Passing a final examination is a requirement for obtaining your certificate.
If you do not wish to take the final exam, you will receive a confirmation of course participation after completing the course.
The e-learning course units are complemented by two elective classroom training days at Frankfurt School in Frankfurt, Germany. These days provide the opportunity for participants and trainers to meet in real life for reflection, discussions and deep dives into current trends as well as tailored training sessions.
The next classroom training will take place in January 2024 at Frankfurt School Campus (Frankfurt, Germany). Teaching language will be English, depending of the composition of the participants. Concrete dates will be set in due course.

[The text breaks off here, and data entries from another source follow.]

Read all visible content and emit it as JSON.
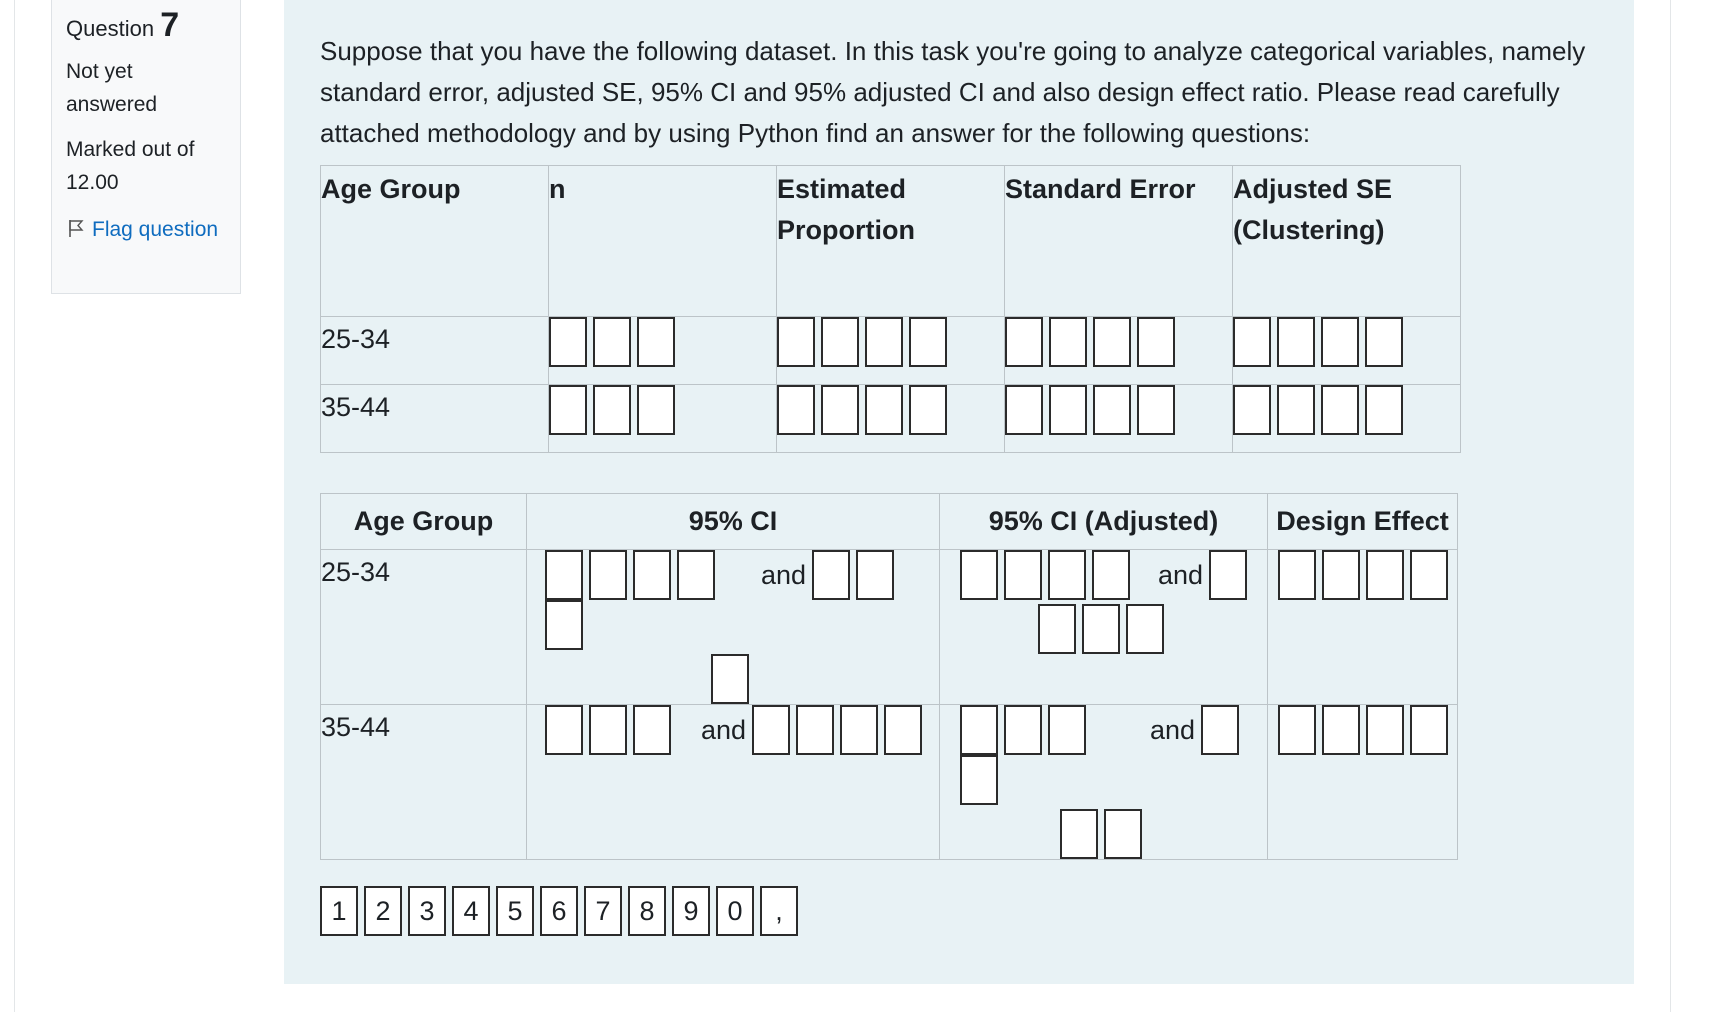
{
  "info": {
    "question_word": "Question",
    "question_number": "7",
    "state": "Not yet answered",
    "grade": "Marked out of 12.00",
    "flag_label": "Flag question"
  },
  "question": {
    "text": "Suppose that you have the following dataset. In this task you're going to analyze categorical variables, namely standard error, adjusted SE, 95% CI and 95% adjusted CI and also design effect ratio. Please read carefully attached methodology and by using Python find an answer for the following questions:"
  },
  "table1": {
    "headers": [
      "Age Group",
      "n",
      "Estimated Proportion",
      "Standard Error",
      "Adjusted SE (Clustering)"
    ],
    "rows": [
      {
        "label": "25-34"
      },
      {
        "label": "35-44"
      }
    ]
  },
  "table2": {
    "headers": [
      "Age Group",
      "95% CI",
      "95% CI (Adjusted)",
      "Design Effect"
    ],
    "and_word": "and",
    "rows": [
      {
        "label": "25-34"
      },
      {
        "label": "35-44"
      }
    ]
  },
  "tokens": [
    "1",
    "2",
    "3",
    "4",
    "5",
    "6",
    "7",
    "8",
    "9",
    "0",
    ","
  ],
  "colors": {
    "question_bg": "#e8f2f5",
    "info_bg": "#f8f9fa",
    "link": "#0f6cbf"
  }
}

Below you find the tentative agenda of the 2-day-training. All sessions take place at Frankfurt School's new Campus, Adickesallee 32-34, Frankfurt am Main, Germany.
* Subject to change.
Dr. Christine Grüning is an economist with focus on climate policy instruments and international relations. Between 1999 and 2004 she studied International Business Administration at the European University Viadrina Frankfurt (Oder).
She received a Bachelor in Financial Studies from Manchester Metropolitan University (UK) in 2002 and a Maestria de Dirección de Empresas (MBA) from the Universidad Católica de Códoba (Argentina) in 2004.
Prof. Dr. Ulf Moslener is professor for Sustainable Energy Finance at the faculty of Frankfurt School. As Head of Research at the Centre his current fields of research are the economics of climate change, financing sustainable energy systems and climate finance. He represented Germany in the UN Standing Committee on Climate Finance.
He is a board member of the newly founded Green and Sustainable Finance Cluster Germany, which support the process of transformation to a green and sustainable economy through innovative and scalable support from the financial industry.
Ulf Moslener holds a Diploma in Physics and a PhD in Economics from the University of Heidelberg. After working at the Centre for European Economic Research (ZEW) in Mannheim, he joined KfW Development Bank in Frankfurt.
Since 1999 Jan G. Andreas is working in the banking sector and gained vast experience in various financial institutions where he specialized in financing of renewable energy projects. He is teaching at the Frankfurt School of Finance & Management and at the University of Applied Sciences Frankfurt.
During his assignment for the– Collaborating Centre for Sustainable Energy & Climate Finance between 2009 and 2013, he was heading the Competence Centre Sustainable Energy Finance and was co-responsible for the establishment of the Frankfurt School – UNEP Centre.
Since 2013 he was working as Vice President in the commercial division of KfW Bankengruppe (KfW-IPEX Bank) where he was responsible for acquiring and structuring renewable energy projects globally with a focus on the MENA region.
The content of this course was developed by the Frankfurt School - UNEP Collaborating Centre for Climate & Sustainable Energy Finance (http://fs-unep-centre.org/). The Centre is a strategic cooperation between Frankfurt School and the UN Environment programme. Its vision is to advance transformation to resilient low-carbon and resource-efficient economies by attracting new types of investors, in particular catalysing the financing of clean energy by the private sector. The Centre is UNEP’s major knowledge hub for climate finance related aspects.
Master of Leadership in Sustainable Finance
The Certified Expert in Climate & Renewable Energy Finance is an Elective Module of the Master of Leadership in Sustainable Finance. Join our Master programme after completing the CECRF course and waive one elective module. Also, the amount you paid for the course will be deducted from the final tuition fee of the Master programme.
Diploma in Green Finance
The Certified Expert in Climate & Renewable Energy Finance is part of the curriculum of our Diploma in Green Finance. Enroll in our Diploma after completing the CECRF course and waive one module. Also, the amount you paid for the course will be deducted from the final tuition fee of the Diploma.